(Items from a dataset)
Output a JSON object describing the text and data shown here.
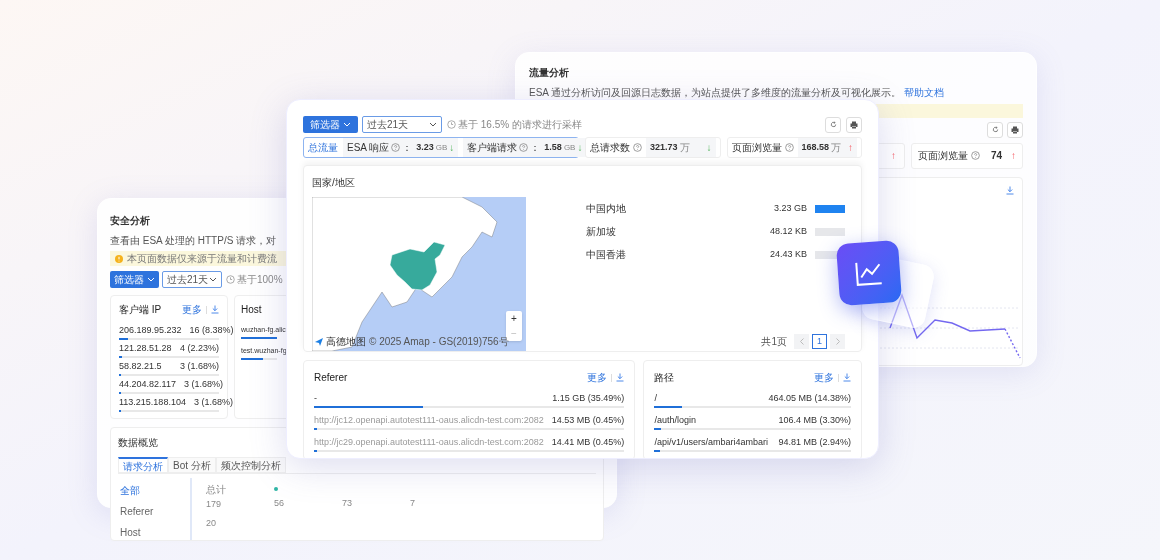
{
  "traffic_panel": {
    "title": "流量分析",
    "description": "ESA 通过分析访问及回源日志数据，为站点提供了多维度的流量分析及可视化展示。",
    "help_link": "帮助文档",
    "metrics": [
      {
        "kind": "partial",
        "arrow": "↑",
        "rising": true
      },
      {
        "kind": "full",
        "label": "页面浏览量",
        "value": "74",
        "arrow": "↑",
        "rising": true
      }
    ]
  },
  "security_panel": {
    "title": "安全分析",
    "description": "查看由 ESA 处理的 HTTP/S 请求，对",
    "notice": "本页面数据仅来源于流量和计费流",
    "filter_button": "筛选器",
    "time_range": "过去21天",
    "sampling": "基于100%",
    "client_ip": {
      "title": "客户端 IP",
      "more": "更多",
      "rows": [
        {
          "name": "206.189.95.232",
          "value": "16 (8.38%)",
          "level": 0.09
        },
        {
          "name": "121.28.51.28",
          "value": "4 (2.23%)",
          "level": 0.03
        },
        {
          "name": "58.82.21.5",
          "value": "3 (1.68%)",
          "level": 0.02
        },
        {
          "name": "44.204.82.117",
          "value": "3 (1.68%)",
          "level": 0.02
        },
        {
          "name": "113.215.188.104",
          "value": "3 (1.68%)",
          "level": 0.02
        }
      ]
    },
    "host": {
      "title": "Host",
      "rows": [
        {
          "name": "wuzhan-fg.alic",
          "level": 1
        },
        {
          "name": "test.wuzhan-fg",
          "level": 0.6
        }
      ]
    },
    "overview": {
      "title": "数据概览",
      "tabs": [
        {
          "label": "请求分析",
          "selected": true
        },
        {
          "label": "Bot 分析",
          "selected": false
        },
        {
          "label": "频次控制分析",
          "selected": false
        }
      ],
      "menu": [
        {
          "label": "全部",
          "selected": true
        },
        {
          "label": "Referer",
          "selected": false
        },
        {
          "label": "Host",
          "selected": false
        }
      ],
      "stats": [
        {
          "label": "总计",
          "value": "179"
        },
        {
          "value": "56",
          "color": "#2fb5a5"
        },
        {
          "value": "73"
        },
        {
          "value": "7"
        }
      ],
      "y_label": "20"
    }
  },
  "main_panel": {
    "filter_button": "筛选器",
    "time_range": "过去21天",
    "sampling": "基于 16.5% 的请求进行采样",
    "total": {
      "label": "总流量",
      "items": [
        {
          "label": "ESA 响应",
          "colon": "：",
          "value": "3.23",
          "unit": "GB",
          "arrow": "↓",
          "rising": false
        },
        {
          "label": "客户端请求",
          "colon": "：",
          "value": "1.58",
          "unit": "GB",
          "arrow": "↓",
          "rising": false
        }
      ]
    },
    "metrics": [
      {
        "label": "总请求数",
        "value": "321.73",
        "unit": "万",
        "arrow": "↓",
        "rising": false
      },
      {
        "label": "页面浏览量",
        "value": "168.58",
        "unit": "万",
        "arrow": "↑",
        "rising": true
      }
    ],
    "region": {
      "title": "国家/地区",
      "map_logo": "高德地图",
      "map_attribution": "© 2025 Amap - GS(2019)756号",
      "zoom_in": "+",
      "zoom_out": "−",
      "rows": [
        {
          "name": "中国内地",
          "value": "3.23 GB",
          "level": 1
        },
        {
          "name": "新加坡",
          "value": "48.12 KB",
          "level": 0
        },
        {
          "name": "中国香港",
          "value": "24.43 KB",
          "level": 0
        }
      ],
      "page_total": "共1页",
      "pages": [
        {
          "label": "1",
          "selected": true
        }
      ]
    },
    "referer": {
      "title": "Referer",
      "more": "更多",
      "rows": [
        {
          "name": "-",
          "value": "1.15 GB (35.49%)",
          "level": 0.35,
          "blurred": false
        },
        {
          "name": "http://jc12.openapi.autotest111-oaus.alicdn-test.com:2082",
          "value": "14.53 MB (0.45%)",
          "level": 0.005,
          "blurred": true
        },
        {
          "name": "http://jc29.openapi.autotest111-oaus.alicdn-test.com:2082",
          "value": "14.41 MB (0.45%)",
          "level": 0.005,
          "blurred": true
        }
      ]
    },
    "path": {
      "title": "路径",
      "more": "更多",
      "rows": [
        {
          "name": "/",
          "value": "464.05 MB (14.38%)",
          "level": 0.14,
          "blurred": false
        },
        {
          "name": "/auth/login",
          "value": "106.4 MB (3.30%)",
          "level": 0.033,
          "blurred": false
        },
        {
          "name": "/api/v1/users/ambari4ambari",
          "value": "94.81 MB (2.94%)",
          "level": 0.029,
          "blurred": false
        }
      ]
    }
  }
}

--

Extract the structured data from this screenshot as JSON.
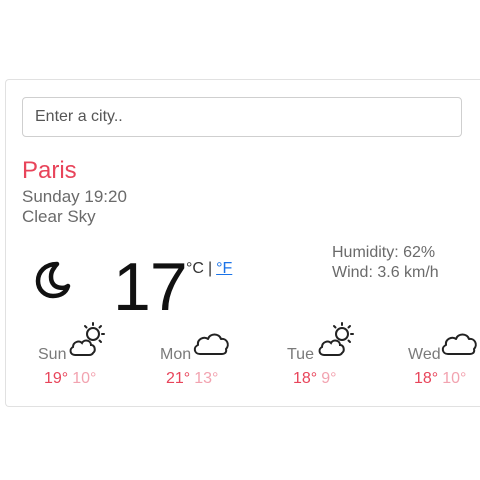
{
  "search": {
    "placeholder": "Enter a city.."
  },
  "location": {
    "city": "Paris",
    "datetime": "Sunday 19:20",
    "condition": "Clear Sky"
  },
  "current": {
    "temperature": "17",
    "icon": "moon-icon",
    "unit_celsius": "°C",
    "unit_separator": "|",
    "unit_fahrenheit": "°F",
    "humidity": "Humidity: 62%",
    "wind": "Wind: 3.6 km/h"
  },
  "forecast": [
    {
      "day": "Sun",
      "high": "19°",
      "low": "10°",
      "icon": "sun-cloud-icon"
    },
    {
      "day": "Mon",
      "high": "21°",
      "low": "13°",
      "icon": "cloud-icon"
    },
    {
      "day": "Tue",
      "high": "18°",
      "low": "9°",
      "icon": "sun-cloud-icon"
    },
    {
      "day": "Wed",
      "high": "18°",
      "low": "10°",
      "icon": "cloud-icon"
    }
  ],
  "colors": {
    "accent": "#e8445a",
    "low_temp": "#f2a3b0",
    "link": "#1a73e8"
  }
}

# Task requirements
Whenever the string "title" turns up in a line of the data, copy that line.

# Final answer
    "title": "流量分析",
    "title": "安全分析",
      "title": "客户端 IP",
      "title": "Host",
      "title": "数据概览",
      "title": "国家/地区",
      "title": "Referer",
      "title": "路径",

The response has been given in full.